During the course of counseling, we found that Zara was the only child of her parents. As a child, she hated the mornings as her mother and father would go out to office leaving her at home. She hated coming back to the empty house after school. Even when here parents came, the only interaction she had with them was of work and school. She did not find the love, she needed.

With age, the reality set in, but she always remained apprehensive about letting go of people. It is not that working parents will have kids develop this anxiety but the flawed patterns of communication and care were the main reason.

Zara suffered from Separation Anxiety Disorder.

Separation anxiety is most commonly recognized as a juvenile disorder in which children experience signs of anxiety when separated from their primary caregiver.

In more recent times however, adults have become increasingly diagnosed with adult separation anxiety. Adult separation anxiety is much the same as the disorder as that faced by children; however, the primary caregiver can be any major attachment figure in the adults life.
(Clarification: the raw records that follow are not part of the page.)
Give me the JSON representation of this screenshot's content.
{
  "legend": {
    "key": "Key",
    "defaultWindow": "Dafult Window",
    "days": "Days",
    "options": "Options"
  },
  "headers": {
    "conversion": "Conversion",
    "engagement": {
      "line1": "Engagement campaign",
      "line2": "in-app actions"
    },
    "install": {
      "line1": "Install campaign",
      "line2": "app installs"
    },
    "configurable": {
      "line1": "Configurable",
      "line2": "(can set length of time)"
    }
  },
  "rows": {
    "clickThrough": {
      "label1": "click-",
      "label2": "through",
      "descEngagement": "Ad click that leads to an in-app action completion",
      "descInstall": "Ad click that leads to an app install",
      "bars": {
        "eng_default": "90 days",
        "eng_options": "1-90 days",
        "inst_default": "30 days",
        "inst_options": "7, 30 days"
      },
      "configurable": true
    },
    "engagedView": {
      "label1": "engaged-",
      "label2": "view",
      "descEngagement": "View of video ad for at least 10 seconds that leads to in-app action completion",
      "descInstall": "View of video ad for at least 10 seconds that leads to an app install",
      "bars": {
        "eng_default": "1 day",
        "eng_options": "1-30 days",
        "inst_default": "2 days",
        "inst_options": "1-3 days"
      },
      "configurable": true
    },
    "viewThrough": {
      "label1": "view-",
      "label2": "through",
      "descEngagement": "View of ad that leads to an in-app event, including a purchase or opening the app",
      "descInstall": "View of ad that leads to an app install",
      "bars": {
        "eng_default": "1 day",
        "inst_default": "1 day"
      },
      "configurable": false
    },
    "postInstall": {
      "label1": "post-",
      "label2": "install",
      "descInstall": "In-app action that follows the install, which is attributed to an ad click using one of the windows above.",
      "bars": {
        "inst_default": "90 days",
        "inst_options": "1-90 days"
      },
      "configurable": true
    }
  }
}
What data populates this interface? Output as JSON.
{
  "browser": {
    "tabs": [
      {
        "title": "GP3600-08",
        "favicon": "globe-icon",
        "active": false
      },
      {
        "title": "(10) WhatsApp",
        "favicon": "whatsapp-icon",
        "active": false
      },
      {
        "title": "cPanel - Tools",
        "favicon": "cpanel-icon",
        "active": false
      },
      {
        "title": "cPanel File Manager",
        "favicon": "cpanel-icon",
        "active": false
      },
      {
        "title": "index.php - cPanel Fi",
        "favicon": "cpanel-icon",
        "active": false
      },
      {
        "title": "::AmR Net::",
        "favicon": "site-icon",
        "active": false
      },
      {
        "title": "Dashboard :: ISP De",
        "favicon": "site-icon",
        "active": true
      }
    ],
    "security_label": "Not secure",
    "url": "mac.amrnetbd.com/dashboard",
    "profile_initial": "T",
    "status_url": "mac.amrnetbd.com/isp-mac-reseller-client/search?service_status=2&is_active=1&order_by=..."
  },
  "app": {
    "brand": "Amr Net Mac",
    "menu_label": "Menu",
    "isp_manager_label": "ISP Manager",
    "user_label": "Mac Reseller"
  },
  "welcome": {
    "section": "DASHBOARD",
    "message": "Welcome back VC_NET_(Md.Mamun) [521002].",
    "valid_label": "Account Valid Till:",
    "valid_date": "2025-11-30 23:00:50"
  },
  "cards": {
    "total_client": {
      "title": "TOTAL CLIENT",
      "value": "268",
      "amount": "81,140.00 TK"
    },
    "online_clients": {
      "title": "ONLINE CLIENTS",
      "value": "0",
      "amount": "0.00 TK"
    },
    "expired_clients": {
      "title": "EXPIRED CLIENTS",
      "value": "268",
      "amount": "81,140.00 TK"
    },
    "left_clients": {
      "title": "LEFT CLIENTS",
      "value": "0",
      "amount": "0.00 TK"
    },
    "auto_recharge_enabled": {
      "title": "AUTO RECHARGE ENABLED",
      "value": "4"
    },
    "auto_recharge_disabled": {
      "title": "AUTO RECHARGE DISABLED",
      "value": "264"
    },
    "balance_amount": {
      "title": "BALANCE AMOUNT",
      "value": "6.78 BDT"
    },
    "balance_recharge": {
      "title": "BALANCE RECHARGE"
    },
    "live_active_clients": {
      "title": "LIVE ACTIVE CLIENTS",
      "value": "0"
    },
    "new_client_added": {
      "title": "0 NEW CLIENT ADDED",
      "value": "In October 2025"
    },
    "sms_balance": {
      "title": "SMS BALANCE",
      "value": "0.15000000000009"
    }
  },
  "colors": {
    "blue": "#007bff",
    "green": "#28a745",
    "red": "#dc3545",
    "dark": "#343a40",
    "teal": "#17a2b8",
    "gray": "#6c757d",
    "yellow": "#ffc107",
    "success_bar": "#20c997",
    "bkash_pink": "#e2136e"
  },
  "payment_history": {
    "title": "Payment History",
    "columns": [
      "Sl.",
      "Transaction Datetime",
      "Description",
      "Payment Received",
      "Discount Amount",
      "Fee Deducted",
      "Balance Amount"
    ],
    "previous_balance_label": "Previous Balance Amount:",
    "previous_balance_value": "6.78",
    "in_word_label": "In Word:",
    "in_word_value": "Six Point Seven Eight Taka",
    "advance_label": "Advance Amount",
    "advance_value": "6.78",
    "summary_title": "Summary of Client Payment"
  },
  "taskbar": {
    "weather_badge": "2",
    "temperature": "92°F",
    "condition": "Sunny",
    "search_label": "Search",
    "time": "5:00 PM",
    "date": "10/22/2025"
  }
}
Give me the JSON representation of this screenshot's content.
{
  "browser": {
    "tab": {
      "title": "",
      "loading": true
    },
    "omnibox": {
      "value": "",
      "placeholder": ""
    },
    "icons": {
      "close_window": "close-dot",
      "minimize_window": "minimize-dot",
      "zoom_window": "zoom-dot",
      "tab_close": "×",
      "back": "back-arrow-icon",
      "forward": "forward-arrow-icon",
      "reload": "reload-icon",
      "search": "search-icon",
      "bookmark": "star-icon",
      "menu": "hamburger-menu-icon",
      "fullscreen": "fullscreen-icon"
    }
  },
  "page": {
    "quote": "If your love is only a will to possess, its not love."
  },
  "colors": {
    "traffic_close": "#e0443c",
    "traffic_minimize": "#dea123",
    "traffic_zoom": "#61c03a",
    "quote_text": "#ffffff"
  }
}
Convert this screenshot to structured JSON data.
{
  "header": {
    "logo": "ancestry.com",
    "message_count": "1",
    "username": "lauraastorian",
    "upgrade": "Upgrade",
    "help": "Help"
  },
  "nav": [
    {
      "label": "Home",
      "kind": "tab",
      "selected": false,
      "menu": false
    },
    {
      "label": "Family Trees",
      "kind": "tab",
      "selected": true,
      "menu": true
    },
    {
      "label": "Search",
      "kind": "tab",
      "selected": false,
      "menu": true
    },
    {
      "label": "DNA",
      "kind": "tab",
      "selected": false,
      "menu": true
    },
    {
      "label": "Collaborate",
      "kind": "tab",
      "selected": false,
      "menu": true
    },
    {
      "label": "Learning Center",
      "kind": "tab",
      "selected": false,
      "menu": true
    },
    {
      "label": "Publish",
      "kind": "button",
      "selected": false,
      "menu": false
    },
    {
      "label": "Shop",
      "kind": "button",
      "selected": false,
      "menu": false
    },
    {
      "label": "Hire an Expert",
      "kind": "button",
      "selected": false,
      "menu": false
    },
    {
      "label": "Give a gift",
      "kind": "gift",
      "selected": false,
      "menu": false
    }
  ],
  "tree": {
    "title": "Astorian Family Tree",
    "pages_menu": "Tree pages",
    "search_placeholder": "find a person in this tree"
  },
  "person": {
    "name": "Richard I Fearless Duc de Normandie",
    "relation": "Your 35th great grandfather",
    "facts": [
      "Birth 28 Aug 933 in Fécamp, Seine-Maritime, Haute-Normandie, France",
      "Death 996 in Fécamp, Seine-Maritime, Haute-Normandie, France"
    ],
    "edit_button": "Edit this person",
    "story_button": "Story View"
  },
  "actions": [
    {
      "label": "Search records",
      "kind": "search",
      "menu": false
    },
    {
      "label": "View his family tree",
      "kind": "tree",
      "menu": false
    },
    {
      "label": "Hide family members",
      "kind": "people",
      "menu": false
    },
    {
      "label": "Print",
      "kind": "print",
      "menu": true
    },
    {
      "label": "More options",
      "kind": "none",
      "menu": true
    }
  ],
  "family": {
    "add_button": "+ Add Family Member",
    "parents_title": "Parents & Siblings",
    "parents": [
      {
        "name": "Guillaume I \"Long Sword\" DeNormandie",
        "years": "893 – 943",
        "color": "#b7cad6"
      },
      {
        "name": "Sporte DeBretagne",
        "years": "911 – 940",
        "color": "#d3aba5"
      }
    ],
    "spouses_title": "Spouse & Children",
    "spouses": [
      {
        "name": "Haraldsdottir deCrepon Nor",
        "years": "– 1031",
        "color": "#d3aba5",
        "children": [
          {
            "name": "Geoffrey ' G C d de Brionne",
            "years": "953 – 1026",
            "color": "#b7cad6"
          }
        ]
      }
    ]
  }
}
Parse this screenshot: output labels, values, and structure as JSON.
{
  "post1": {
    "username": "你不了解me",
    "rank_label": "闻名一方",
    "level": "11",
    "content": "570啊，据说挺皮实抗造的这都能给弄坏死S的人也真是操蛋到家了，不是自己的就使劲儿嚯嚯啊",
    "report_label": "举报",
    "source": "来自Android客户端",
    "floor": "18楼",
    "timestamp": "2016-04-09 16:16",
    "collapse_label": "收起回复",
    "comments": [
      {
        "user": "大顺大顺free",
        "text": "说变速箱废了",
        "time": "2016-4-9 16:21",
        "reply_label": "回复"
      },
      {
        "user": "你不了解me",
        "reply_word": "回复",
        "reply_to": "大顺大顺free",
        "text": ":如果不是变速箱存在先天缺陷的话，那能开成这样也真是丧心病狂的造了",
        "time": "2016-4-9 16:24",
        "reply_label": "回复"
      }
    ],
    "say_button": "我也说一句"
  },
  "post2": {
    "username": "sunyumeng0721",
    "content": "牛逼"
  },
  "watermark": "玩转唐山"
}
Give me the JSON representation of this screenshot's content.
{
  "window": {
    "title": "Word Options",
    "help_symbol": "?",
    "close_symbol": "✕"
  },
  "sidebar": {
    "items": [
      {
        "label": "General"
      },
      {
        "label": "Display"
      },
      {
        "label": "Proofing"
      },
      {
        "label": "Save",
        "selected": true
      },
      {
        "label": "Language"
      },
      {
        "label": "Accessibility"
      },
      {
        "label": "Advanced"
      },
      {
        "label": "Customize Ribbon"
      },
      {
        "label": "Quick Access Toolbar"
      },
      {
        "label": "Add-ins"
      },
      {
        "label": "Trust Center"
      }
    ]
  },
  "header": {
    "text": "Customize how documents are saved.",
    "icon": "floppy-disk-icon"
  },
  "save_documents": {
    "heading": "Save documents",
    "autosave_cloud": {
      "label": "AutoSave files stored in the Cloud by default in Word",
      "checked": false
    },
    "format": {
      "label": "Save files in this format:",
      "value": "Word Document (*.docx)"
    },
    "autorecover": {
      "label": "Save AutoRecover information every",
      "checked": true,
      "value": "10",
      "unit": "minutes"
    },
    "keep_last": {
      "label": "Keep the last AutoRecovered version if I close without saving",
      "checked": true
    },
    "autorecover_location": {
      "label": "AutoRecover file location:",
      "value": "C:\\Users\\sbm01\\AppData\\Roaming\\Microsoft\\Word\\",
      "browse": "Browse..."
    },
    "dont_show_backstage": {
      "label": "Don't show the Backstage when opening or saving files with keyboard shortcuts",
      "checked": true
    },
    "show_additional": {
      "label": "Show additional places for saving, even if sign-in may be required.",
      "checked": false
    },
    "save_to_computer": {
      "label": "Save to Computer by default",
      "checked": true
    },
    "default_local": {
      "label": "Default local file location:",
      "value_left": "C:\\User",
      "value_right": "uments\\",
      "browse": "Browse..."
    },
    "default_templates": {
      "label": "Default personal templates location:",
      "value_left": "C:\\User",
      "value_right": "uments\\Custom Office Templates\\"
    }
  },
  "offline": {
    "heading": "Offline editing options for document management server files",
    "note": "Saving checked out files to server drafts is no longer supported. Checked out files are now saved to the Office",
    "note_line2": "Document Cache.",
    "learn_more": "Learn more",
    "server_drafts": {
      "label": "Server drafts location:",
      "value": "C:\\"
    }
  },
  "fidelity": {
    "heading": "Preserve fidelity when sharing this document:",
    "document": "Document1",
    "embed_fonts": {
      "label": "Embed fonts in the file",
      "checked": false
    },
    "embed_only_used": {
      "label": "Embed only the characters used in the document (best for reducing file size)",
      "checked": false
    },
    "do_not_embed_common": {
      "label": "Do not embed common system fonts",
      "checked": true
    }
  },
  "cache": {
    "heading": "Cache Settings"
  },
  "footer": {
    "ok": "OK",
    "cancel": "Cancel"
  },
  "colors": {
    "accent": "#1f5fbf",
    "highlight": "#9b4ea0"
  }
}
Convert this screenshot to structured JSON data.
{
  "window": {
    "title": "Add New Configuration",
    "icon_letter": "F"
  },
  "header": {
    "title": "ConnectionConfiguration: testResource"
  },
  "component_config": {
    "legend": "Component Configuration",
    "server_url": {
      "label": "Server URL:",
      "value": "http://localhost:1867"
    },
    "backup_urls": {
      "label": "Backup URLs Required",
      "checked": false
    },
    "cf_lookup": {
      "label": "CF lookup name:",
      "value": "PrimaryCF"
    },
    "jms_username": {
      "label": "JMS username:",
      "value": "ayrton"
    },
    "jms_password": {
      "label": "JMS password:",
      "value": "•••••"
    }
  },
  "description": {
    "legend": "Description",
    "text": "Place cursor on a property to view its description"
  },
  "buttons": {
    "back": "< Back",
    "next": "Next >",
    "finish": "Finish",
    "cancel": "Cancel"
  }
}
Most often these attachment figures include spouses, boyfriends, girlfriends, siblings and or friends.

Symptoms for Adult Separation Anxiety

• Extreme fear or anxiety when asked to do things alone or be separated from their attachment figure
• Avoidance of being alone in any circumstance
•Fear that the one they are most attached to will leave them or be harmed in some way

Research Findings:

Research has found that significantly more women than men suffer from adult separation anxiety disorder. Current studies have found that specific age ranges seem to be more prevalent for the onset of adult separation anxiety disorder. Adults that experience this disorder are most often between the ages of Twenty Five and forty-four. The second most common age group for diagnosis of adult separation anxiety disorder is adults between the ages of eighteen and twenty-four. Adults aged forty-five to fifty-nine years old are less likely than their younger peers to experience this debilitating disorder.

Marital relations also get impacted with Separation Anxiety. Any business trip or temporary separation or fights take a toll on the person. 

Here are tips for adults coping with separation anxiety when away from a loved one.

•Get busy. Plan to be with friends, read a good book or enjoy a favorite hobby. If you can keep yourself from thinking about what is scaring you, your anxiety will go down and you won't behave in a way that will make you feel worse.

•Recognize that your emotional barometer is overly sensitized and may pick up false positives. Your partner hasn't forgotten you—he or she might simply be busy or taking some time off.

•Stop asking for reassurance. It may illicit the very response you fear the most—rejection. Over attention does create suffocation and people seem to drift away.

•Reframe your thoughts as positive. Don’t think: "My husband is going on a business trip and I will be alone." Think: "I have a wonderful husband. I will have time to catch up on things and plan a lovely reunion."

• Keep a journal. It is a good way to express your feelings without damaging your relationship. You can vent out without being judged.

If your anxiety is interfering with your daily life, seek professional therapy. Where psychologists do not focus their attention on the prescription of medications to treat symptoms, they do focus on teaching coping skills.

Coping skills are one of the biggest components in being able to build a functional life with healthy relationships despite an ASAD diagnosis.

Therapy with a psychologist will allow those with ASAD to learn how to cope with their feelings and how to break free from unhealthy habits that make others feel overwhelmed.

Just Click the green chat button and Type "Counseling" to instantly get connected to a Guidance Psychologist Tm and know more about process and charges.


Tags: #Separation Anxiety Disorder #Anxiety